Hello Brian and welcome,
I have been pretty vocal on this forum about ACES and some limitations, for example in this post.
Just like you, back in 2017, I had no clue about colour as you can tell in my first post. And it is partly thanks to this community that I started and still continue this amazing journey through colour. To answer your question shortly, I would say that yes, these complaints have practical validity. Let me give a few examples :
- Image a system that clips shadow values in SDR at 0.002.
- Imagine a full CG character such as a red plumber lit by the sun… And his hat goes “Dorito” orange.
- Imagine a full CG light saber where the colour is an ACEScg primary and the character looks flat.
- Imagine a blue rabbit or sphere that goes purple when lit.
I think it goes back to Vlad’ s point : there is a lack of overall color science knowledge in the CG industry. Learning about colour science has made me a better lighting artist and now that I have seen and experienced first hand the “notorious 6”, I cannot go back to ACES 1.X. I have setup some trainings at the studio, so every artist knows what the “notorious 6” are and how to identify them.

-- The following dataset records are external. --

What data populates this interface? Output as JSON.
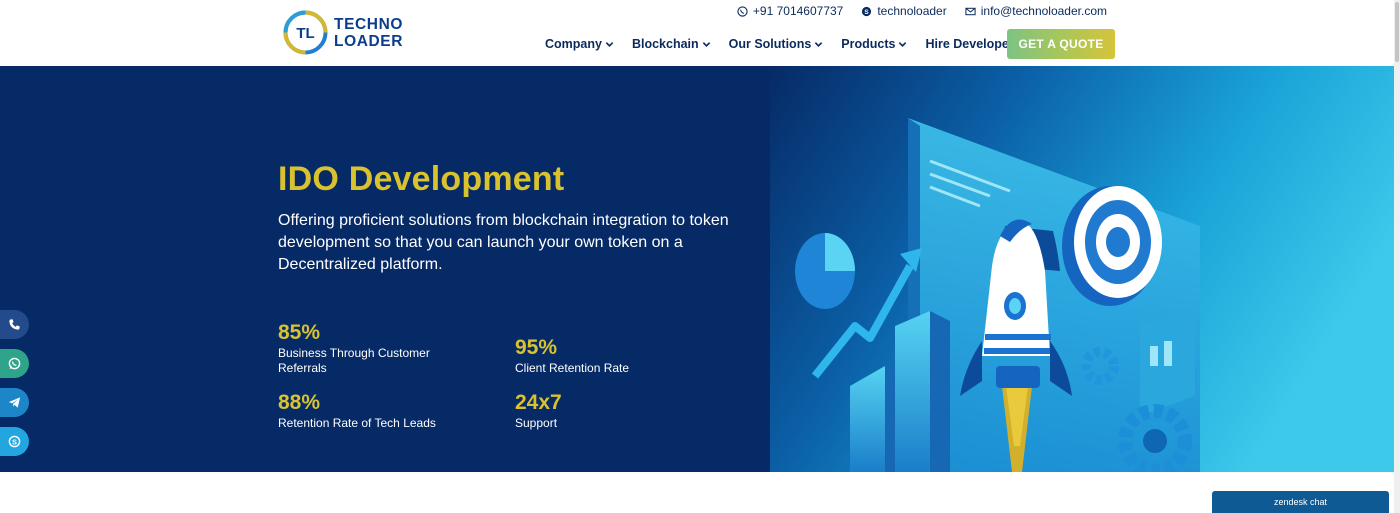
{
  "brand": {
    "line1": "TECHNO",
    "line2": "LOADER",
    "mark": "TL"
  },
  "contact": {
    "phone": "+91 7014607737",
    "skype": "technoloader",
    "email": "info@technoloader.com"
  },
  "nav": {
    "items": [
      "Company",
      "Blockchain",
      "Our Solutions",
      "Products",
      "Hire Developer"
    ],
    "cta": "GET A QUOTE"
  },
  "hero": {
    "title": "IDO Development",
    "description": "Offering proficient solutions from blockchain integration to token development so that you can launch your own token on a Decentralized platform.",
    "stats": [
      {
        "value": "85%",
        "label": "Business Through Customer Referrals"
      },
      {
        "value": "95%",
        "label": "Client Retention Rate"
      },
      {
        "value": "88%",
        "label": "Retention Rate of Tech Leads"
      },
      {
        "value": "24x7",
        "label": "Support"
      }
    ]
  },
  "social": [
    "phone-icon",
    "whatsapp-icon",
    "telegram-icon",
    "skype-icon"
  ],
  "zendesk": {
    "label": "zendesk chat"
  },
  "colors": {
    "navy": "#062a66",
    "gold": "#d9c22e",
    "cyan": "#36c6e8",
    "text_dark": "#0b2a5c"
  }
}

It took me 15 years of experience to learn about “display transforms” and in my quest about colour, I have talked to many Lighting/Compositing/CG/VFX Supervisors and realized that most of them do not have a good understanding of what happens when the “image data” is rendered for a display device. So I agree with Joseph when he says that “color management in motion pictures is still in its infancy”.
I would say that the hue shifts/skews themselves are “not necessarily” the issue (as Alex explained). The issue is that with ACES, you will always get the same ones. So, maybe your different projects have different artistic needs but ACES will prevent you from having different behaviours. Your orange tones will always become “rat piss yellow” with values above 1 for instance.
As Derek and Thomas have explained, part of the issue comes from per-channel. We could add that ARRI K1S1 is a per-channel display transform that has been used massively and with great success. So, in reality, the issue is not per-channel itself but how it is implemented (as explained brilliantly in this post by Jed). You can also have a look at this cool post about per-channel by Alex Tardif.
As always, devil is in the details. I don’ t know what is the scope of your projects, if you display in SDR or HDR and what are your requirements. Many artists who just want an “automatic tone mapper” use ACES because it has been implemented in most DCC softwares (ACES being like the lowest common denominator here) and they got used over the years to the “notorious 6 aesthetics”. But once you have seen differently, there is no going back.
About ACES productions, I would be very careful because it has been said by different people in several meetings that the ACES Output Transforms were inverted most/all of the time. So I will stick to what I know : ACES is mostly used for exchanging files and archival (unless proven otherwise).
Finally, about openness and transparency, I wish the TAC would have let Daniele speak a year ago to present the Meta framework idea. And I also wish the TAC had discussed in their latest meeting the loss of their main contributor. I think that is a big deal. Sure, this community has a voice here on this forum and this is great. But is this voice being heard ? I am not sure.
I hope my criticism is constructive. As Vlad explains, part of the issue is the “ACES evangelist” (I used to be one of them) and as a community, we need to dig deeper and expand the knowledge. So artists can take better decisions and not just follow a trend.